There is something compulsively watchable about Pixar’s movies; from Toy Story onwards, the photo-realistic depiction of imaginary worlds was a USP, and led to a fruitful alliance with Disney, who essentially provided the same function via hand-drawn and then computer-assisted animation for previous decades. But Pixar’s empire was build on more than just great visuals; from Toy Story 2 onwards, there was an inbuilt philosophical sophistication that made their brand appealing to adults too.
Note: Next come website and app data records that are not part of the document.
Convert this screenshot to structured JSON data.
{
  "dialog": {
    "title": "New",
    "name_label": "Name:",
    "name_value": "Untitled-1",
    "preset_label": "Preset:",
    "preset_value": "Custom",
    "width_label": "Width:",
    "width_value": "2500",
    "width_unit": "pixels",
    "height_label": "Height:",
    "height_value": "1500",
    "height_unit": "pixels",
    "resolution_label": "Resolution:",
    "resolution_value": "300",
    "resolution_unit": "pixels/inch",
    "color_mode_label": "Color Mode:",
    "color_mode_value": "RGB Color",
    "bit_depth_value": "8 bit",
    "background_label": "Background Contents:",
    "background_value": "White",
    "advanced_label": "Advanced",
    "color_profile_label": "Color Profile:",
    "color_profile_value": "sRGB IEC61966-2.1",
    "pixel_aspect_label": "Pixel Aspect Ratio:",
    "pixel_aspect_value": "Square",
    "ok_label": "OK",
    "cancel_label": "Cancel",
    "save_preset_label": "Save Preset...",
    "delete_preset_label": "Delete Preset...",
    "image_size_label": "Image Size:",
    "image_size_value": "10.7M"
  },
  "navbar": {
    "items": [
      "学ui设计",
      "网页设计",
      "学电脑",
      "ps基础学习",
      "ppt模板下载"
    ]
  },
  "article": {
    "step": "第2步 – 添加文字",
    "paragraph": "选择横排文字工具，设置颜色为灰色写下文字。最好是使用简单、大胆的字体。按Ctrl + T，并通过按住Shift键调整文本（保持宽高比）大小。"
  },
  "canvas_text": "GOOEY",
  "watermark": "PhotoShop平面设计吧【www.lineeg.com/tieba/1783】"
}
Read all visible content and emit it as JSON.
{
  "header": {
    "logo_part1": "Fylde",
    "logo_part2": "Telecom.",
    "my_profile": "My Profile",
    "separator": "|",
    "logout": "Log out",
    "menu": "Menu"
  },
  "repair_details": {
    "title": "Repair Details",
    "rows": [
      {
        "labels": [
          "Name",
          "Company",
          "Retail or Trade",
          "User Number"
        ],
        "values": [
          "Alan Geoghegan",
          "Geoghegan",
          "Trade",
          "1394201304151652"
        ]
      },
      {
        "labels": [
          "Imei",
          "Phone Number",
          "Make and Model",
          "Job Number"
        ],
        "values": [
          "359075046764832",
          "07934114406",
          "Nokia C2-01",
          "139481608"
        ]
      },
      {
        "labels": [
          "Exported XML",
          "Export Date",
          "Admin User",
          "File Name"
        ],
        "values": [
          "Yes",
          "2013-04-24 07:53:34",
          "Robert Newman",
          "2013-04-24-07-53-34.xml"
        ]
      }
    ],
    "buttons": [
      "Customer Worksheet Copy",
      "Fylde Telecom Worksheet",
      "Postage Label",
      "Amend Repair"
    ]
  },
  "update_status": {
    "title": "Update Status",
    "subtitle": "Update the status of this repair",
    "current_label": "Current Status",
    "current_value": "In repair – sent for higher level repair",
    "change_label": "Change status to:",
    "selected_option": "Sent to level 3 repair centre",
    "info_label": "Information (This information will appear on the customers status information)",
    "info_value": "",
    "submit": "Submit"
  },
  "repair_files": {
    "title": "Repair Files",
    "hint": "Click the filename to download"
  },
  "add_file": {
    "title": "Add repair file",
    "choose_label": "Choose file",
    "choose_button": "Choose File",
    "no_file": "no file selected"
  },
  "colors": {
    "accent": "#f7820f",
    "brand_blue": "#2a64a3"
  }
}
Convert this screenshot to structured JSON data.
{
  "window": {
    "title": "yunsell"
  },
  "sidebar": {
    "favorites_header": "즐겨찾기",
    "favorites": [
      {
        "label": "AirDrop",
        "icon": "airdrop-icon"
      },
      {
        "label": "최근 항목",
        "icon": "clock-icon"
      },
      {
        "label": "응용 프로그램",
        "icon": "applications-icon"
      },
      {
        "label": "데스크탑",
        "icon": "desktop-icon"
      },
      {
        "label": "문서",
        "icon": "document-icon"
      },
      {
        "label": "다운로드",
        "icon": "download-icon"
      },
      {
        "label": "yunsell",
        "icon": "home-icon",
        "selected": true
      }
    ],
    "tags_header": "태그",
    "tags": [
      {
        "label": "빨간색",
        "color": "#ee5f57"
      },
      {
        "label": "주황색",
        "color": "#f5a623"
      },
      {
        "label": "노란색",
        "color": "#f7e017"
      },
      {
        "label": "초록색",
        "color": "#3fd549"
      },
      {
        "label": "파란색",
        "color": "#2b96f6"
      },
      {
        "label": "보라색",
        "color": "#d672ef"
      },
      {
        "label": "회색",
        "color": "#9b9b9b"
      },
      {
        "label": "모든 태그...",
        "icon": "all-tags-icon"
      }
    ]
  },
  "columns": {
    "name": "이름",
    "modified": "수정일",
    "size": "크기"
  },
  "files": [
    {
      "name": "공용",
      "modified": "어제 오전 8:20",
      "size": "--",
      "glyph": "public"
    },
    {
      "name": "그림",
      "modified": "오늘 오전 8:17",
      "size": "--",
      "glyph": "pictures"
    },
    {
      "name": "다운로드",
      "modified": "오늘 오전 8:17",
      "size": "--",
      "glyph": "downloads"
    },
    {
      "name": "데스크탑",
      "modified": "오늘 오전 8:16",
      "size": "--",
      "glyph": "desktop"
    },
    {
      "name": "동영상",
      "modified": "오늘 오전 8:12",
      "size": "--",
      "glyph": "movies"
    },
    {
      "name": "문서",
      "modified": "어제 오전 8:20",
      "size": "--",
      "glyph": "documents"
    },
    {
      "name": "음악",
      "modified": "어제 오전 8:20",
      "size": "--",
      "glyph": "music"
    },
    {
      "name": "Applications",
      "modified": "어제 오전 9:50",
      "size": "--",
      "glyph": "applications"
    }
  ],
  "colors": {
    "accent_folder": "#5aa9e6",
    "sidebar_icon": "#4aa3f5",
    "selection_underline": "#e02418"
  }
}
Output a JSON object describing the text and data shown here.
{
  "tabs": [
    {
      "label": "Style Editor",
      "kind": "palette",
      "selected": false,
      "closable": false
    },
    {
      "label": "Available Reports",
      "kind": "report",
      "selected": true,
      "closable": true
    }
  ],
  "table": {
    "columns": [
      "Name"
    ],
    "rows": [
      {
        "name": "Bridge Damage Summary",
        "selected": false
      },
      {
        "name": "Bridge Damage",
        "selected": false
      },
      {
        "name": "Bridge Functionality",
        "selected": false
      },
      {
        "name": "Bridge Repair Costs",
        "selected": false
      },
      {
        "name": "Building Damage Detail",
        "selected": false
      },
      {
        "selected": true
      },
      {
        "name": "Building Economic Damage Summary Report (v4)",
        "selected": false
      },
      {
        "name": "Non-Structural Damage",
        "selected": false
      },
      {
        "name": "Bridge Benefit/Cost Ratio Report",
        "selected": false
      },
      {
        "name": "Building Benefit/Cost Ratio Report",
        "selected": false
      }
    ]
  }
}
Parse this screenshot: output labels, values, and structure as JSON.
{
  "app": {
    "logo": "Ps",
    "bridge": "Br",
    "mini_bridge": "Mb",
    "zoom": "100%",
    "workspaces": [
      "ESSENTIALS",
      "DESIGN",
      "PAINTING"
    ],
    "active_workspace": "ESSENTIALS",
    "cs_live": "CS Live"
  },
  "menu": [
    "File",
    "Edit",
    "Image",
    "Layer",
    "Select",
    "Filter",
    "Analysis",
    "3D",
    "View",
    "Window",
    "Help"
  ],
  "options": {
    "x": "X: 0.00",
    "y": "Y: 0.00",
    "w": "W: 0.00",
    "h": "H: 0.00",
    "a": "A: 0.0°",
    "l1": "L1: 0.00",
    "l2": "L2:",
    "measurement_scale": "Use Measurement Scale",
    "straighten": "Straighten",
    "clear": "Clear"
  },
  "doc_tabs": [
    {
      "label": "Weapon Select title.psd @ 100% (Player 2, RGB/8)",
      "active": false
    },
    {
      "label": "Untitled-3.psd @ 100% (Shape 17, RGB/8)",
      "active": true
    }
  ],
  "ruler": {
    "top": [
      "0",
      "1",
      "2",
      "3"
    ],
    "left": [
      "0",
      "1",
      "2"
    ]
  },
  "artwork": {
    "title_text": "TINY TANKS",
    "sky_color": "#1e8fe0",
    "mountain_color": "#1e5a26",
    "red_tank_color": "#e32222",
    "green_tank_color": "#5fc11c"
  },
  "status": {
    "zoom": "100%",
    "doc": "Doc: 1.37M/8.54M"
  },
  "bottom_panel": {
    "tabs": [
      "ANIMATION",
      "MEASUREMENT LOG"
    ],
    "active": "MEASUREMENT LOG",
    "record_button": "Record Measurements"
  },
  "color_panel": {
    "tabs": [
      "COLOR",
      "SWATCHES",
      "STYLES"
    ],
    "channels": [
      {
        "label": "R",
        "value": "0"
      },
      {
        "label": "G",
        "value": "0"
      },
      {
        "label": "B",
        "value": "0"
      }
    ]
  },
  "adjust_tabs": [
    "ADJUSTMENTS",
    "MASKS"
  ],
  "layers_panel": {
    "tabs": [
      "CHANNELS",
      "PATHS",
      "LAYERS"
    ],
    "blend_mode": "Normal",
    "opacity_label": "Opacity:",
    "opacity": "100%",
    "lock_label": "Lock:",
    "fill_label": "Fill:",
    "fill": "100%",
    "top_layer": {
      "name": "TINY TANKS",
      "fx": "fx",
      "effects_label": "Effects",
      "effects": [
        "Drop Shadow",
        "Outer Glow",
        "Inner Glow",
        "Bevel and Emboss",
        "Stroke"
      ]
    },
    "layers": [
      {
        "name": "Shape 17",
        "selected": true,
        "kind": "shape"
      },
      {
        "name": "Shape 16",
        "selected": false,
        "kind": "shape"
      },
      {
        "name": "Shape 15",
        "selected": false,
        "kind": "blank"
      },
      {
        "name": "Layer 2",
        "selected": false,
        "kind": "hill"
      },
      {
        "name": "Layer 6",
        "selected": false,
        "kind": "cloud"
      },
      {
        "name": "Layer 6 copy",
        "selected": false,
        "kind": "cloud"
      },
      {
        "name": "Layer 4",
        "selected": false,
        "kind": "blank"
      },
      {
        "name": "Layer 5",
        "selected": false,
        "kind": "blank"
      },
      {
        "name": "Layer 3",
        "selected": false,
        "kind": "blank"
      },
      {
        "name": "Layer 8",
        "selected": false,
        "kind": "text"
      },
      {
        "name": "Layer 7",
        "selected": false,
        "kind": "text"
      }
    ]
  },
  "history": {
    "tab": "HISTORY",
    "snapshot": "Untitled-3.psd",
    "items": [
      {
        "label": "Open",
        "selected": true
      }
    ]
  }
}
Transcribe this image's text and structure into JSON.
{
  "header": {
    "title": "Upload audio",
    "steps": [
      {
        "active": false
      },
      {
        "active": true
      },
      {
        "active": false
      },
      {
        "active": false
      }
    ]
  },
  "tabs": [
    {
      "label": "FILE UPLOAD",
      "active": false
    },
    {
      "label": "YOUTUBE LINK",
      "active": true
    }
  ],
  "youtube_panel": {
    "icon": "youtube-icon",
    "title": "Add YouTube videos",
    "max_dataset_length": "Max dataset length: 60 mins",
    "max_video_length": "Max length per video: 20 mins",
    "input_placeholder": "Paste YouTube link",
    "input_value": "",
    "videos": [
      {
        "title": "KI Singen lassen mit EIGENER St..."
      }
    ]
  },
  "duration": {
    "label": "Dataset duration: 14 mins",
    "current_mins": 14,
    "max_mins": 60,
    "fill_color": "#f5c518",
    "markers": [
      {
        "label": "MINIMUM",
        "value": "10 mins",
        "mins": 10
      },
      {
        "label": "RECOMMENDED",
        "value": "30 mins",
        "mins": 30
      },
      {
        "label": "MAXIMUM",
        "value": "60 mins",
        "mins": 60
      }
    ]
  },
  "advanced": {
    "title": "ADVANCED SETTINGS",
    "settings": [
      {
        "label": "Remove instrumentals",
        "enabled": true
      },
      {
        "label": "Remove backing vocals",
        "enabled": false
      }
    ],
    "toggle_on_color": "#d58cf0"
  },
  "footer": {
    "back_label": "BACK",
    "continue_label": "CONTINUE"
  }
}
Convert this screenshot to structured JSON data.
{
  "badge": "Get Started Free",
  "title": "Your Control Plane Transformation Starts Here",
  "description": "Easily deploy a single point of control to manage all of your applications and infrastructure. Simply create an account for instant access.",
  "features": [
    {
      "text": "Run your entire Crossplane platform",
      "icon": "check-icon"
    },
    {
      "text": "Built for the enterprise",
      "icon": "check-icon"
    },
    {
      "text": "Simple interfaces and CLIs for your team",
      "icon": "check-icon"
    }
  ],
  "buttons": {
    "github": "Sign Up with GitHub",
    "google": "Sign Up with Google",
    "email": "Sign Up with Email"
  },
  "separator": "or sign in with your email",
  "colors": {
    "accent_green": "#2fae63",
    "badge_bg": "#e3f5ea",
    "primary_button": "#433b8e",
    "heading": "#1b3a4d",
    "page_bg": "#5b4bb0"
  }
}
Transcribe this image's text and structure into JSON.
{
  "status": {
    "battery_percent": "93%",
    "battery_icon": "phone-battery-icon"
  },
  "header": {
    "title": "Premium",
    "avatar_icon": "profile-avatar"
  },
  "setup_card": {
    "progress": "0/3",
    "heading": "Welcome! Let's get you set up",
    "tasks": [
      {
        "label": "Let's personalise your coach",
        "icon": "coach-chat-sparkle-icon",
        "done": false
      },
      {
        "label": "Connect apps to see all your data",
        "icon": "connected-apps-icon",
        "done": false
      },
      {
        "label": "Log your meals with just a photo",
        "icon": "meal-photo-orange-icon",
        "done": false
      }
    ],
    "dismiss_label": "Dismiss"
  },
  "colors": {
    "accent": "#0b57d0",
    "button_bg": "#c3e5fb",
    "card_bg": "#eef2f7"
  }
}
Attempts to tamp this down (The Good Dinosaur) were not popular; with movies like Inside Out and Coco, Pixar began wrestling with the big questions of life and death, and developing the kind of existential angst first hinted at in Buzz Lightyear’s on-going understanding of just who he is.
After working on Monsters Inc, which also attracted adults with more than just mom-and-pop gags, Pete Docter has shot high again with Soul, an elaborate body-swap comedy that marries a unique, seductive visual palate with some thoughts that marry religion and science in a way that’s designed to avoid conflict with existing beliefs. Jamie Foxx plays Joe, a music teacher with designs on being a jazz pianist. After a successful audition, he falls down a man-hole cover and on a stairway to heaven, or at least some form of afterlife. Teamed up with another lost soul, 22, voiced by Tina Fey, the two head back to the real world, only to find themselves in the wrong bodies; he’s now inside a cat, while she’s inside the musician’s figure. Putting this error aside, the two start a long road back to finding their place in a universe where life and death isn’t a firm barrier.
Pixar have a remarkable track-record for maintaining high-standards, and Soul is straight out of their top drawer in terms of conception. As Joe dances down a busy street after his big break, a brief shot of a homeless man and a boarded up store ominously foreshadows the collapse of his world; while bright and colourful, this is a complex world where good and bad things co-exist. The body-swap element is fun, although similar to 2020’s Onwards, but Foxx and Fey have great fun with their performances, and there’s also a stand-out bit from Richard Ayoade as a soul counsellor in the Great Before, one stage short of the Great Beyond. The animation is also creative, with moments which recall Scottish/Canadian Norman McClaren and his own brand of animated jazz.
There’s a positive message here, about how understanding death may be the first stage in enjoying life, and it’s fun seeing how Joe and 22 gain from each other’s different experiences of life. Like Onwards, this may not have the immediate iconic appeal of Pixar’s most-loved projects, but it would be hard to argue against Soul being one of 2020’s most comforting, pleasurable films. Not just for kids, this is a smart, slick, thoughtful movie that should introduce kids of all ages to jazz, philosophy and comedy alike.
Thanks to Disney for access to this movie. UK link below.